* EXERCISE DIRECTIONS:
Pick out each line of the records in which the word "content" appears.

* DATA FOR PROCESSING:
• • • •

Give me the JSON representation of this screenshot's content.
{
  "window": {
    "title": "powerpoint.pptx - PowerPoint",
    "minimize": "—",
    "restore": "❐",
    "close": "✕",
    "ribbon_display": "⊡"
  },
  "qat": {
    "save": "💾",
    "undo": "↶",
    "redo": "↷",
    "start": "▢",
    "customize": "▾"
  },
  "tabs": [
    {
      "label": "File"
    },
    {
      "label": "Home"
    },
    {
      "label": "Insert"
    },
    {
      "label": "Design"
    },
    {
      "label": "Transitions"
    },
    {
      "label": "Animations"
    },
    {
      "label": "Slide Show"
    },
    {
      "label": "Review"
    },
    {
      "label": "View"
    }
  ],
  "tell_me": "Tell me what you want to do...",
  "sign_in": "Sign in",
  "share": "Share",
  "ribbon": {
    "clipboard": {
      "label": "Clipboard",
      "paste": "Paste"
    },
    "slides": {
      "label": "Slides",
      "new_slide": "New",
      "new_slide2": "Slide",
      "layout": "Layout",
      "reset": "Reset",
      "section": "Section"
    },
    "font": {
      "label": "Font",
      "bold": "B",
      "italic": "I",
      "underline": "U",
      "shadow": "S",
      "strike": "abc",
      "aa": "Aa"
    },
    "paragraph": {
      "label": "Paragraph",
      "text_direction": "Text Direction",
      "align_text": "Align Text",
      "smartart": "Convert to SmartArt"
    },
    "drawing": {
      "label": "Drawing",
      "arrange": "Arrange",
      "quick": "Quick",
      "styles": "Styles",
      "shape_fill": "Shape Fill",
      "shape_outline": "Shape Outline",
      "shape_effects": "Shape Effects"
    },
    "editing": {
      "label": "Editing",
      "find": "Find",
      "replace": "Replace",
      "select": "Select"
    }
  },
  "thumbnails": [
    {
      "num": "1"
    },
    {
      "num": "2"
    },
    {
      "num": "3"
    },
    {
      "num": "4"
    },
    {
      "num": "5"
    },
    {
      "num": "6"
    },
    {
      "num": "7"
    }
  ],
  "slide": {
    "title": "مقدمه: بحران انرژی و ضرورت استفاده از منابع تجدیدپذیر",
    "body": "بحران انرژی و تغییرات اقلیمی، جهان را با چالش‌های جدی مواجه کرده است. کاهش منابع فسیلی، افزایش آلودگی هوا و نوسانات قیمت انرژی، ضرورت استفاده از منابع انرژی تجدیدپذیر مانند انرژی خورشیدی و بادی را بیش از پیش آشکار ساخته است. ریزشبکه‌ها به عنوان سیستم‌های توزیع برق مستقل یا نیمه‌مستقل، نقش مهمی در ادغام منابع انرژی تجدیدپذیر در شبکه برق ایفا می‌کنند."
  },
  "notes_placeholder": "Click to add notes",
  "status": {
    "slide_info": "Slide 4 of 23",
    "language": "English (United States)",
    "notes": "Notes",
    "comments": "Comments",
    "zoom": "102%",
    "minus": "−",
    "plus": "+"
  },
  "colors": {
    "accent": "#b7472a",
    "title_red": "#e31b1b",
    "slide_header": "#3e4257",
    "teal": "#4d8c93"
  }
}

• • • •

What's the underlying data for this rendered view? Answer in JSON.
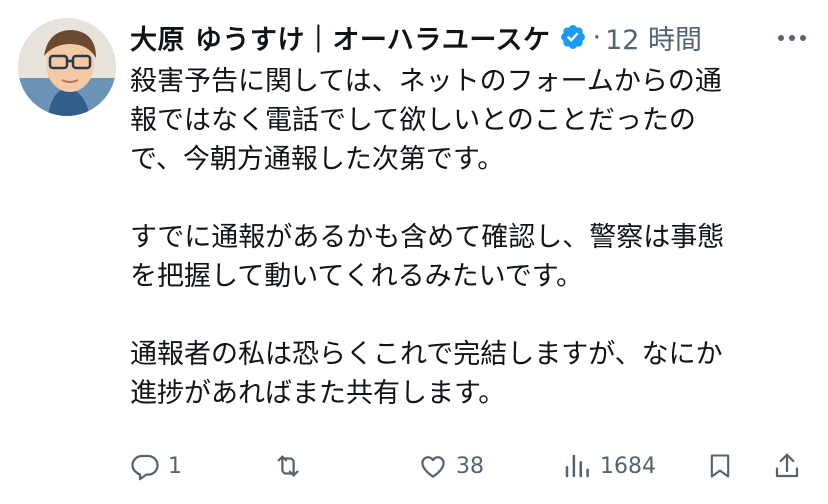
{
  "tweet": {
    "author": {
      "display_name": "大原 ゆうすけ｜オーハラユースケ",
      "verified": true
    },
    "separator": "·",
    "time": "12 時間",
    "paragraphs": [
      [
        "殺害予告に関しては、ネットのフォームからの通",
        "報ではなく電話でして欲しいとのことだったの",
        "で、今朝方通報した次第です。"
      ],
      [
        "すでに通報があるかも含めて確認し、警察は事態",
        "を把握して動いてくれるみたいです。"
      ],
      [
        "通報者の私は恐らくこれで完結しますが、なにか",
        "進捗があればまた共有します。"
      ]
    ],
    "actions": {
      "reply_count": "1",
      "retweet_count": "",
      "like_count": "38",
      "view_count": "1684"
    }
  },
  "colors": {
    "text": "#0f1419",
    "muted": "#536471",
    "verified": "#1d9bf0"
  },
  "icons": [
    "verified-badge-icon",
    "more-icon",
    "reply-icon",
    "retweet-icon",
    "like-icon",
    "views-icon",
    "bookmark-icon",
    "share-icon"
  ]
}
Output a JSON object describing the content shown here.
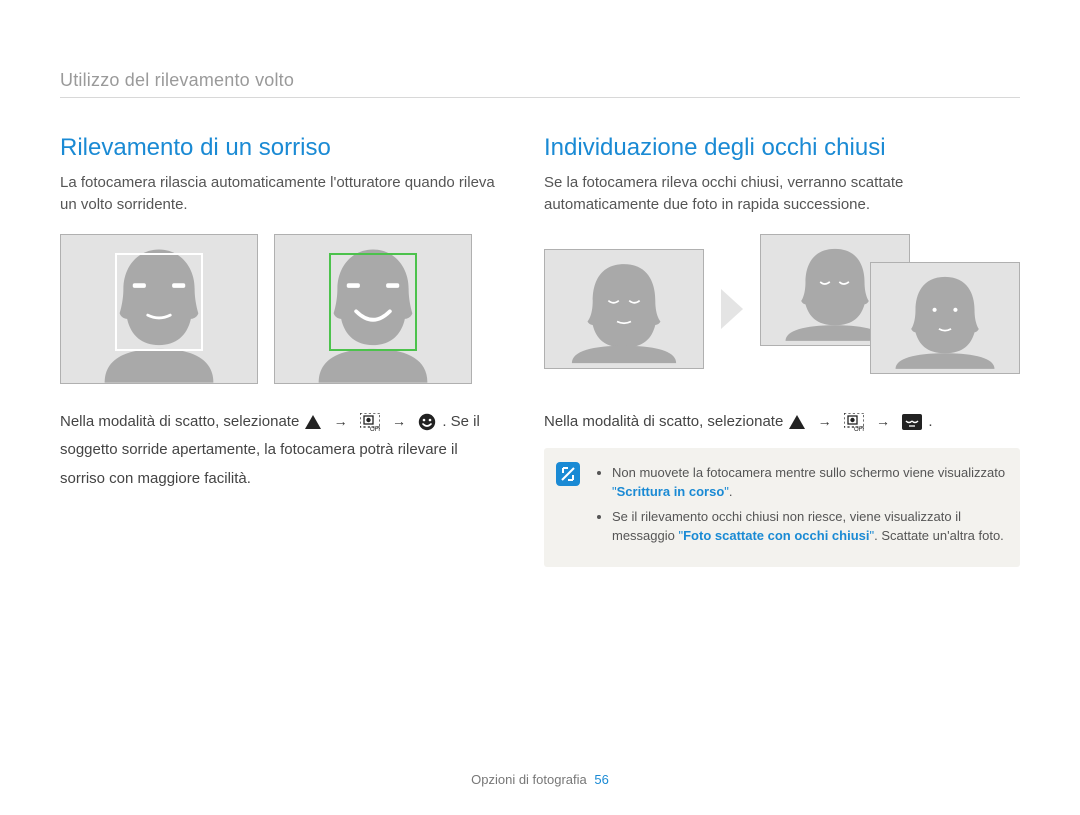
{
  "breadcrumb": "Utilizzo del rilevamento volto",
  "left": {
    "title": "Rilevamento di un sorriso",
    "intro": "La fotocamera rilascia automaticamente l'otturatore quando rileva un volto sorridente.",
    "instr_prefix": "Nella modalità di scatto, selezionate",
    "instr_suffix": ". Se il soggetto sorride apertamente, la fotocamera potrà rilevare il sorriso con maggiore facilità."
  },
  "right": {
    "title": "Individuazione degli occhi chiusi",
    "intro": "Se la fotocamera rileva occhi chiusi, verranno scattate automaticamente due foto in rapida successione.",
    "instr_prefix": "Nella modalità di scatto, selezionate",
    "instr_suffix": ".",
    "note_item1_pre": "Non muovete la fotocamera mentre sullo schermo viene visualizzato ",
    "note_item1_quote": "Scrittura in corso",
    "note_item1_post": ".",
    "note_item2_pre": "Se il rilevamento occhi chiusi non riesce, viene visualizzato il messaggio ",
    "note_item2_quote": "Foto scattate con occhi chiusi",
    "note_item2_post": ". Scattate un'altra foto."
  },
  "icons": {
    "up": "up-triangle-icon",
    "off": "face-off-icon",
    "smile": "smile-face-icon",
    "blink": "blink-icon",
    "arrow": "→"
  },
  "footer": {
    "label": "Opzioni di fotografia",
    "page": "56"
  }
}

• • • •

* PROBLEM SOLUTION:
Give me the JSON representation of this screenshot's content.
Output a JSON object describing the content shown here.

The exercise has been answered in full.